In the inbound marketing system, marketers are interested in two separate, yet equally important goals: lead generation and increased revenue. This is a story about how trade shows can help.
In a recent blog post, we talked about how inbound marketing can be a more efficient, more affordable lead generation option than trade shows. But that doesn't necessarily mean that you have to give up trade shows altogether. If you do choose to continue to attend and exhibit at trade shows, you want to ensure that your presence - from your booth to your t-shirt - is integrated with your inbound marketing objectives and overall strategy.
Here's how you can do it and make the captain AND the DA proud:
Make a Positive ID
You can't possibly attend every trade show that is tangentially related to your business. Not only would the logistics be a major hurdle, the expenses would add up quickly. Instead, do like Briscoe and Curtis and narrow down your suspects.
Only attend those shows that make fiscal sense, that minimize the time you have to spend away from your daily routine, and where you know your actual customers will be. More on that in a moment.
Collect the Evidence
Jack McCoy would never show up to arraignment without all his ducks in a row. The fact is that to make the most of your trade show experience, you have to prepare well in advance and we don't mean booking hotel rooms.
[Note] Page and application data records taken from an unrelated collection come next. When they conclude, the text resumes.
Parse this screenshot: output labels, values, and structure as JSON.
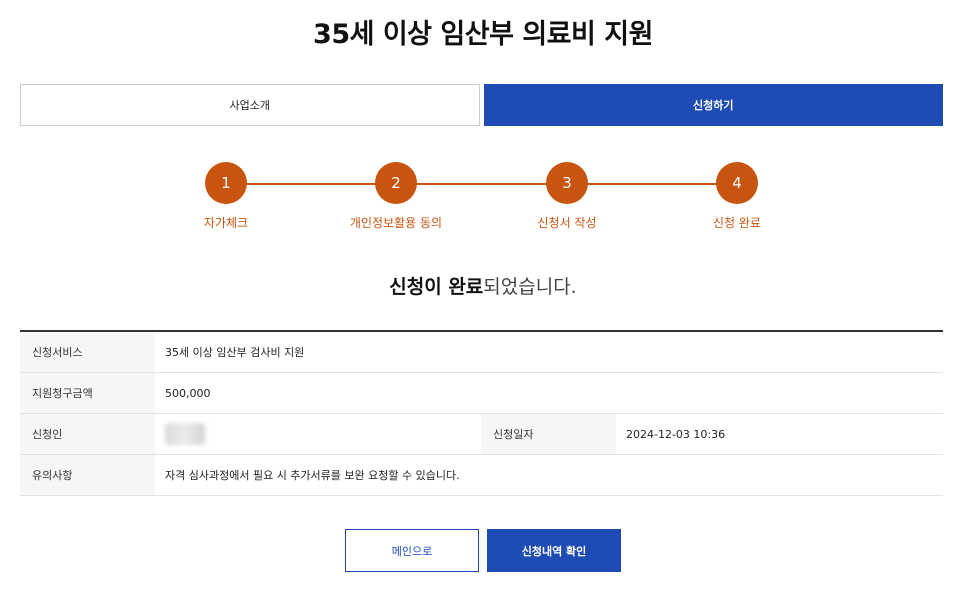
{
  "page": {
    "title": "35세 이상 임산부 의료비 지원"
  },
  "tabs": [
    {
      "label": "사업소개",
      "active": false
    },
    {
      "label": "신청하기",
      "active": true
    }
  ],
  "steps": [
    {
      "number": "1",
      "label": "자가체크"
    },
    {
      "number": "2",
      "label": "개인정보활용 동의"
    },
    {
      "number": "3",
      "label": "신청서 작성"
    },
    {
      "number": "4",
      "label": "신청 완료"
    }
  ],
  "message": {
    "strong": "신청이 완료",
    "rest": "되었습니다."
  },
  "info": {
    "service_label": "신청서비스",
    "service_value": "35세 이상 임산부 검사비 지원",
    "amount_label": "지원청구금액",
    "amount_value": "500,000",
    "applicant_label": "신청인",
    "date_label": "신청일자",
    "date_value": "2024-12-03 10:36",
    "notice_label": "유의사항",
    "notice_value": "자격 심사과정에서 필요 시 추가서류를 보완 요청할 수 있습니다."
  },
  "buttons": {
    "main": "메인으로",
    "history": "신청내역 확인"
  },
  "colors": {
    "accent_blue": "#1f4bb5",
    "step_orange": "#c8550f"
  }
}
Every trade show you attend should have a marketing plan that extends both before and after the show.
Some ideas for trade show marketing include:
- A series of social posts letting your contacts know you will attend
- Blogs covering details of the show
- Automated email workflows to show attendees
- Custom landing page designs for the trade show
- Personalized follow-up emails
You also want to be sure to research who exactly is going to be in attendance. And expecting someone to drop by your booth is like expecting the suspect to walk right in and confess -- you're going to need to do a little interrogation first. That doesn't mean badgering the prospect you want to meet, but it does mean setting up a time to talk to them well before the day of the show.
Get the Jury on Your Side
One mistake a lot of defense attorneys make is underestimating Jack McCoy.
One mistake many trade show attendees make is overestimating their ability to make new contacts at a trade show. Instead, use this time to get the jury (e.g., the people you already know, your contacts, prospects, and customers) on your side. Plan a time to meet with them over coffee or ask them to stop by your booth. Nurturing these relationships is the best way to get a lot of value out of your trade show experience.
There wasn't a closing argument that Abbie Carmichael couldn't take a bite out of. Channel her ferocity to make the most of your tradeshow engagements.
Speaking engagements - from keynotes to educational presentations - can be a great way to save some money on a trade show booth while still getting a lot of the benefits of attending. Consider arranging speaking engagements for yourself or your team to show off your knowledge and establish your company's thought leadership.
Wrap Things Up
At the end of the episode - that is, at the end of the day - it's important to assess just how successful you were.
You won't get to toss back a scotch with Adam Schiff, but you can sit down with your team and evaluate the quality of the leads you managed to generate to determine whether you got your money's worth out of your attendance.
And just for fun: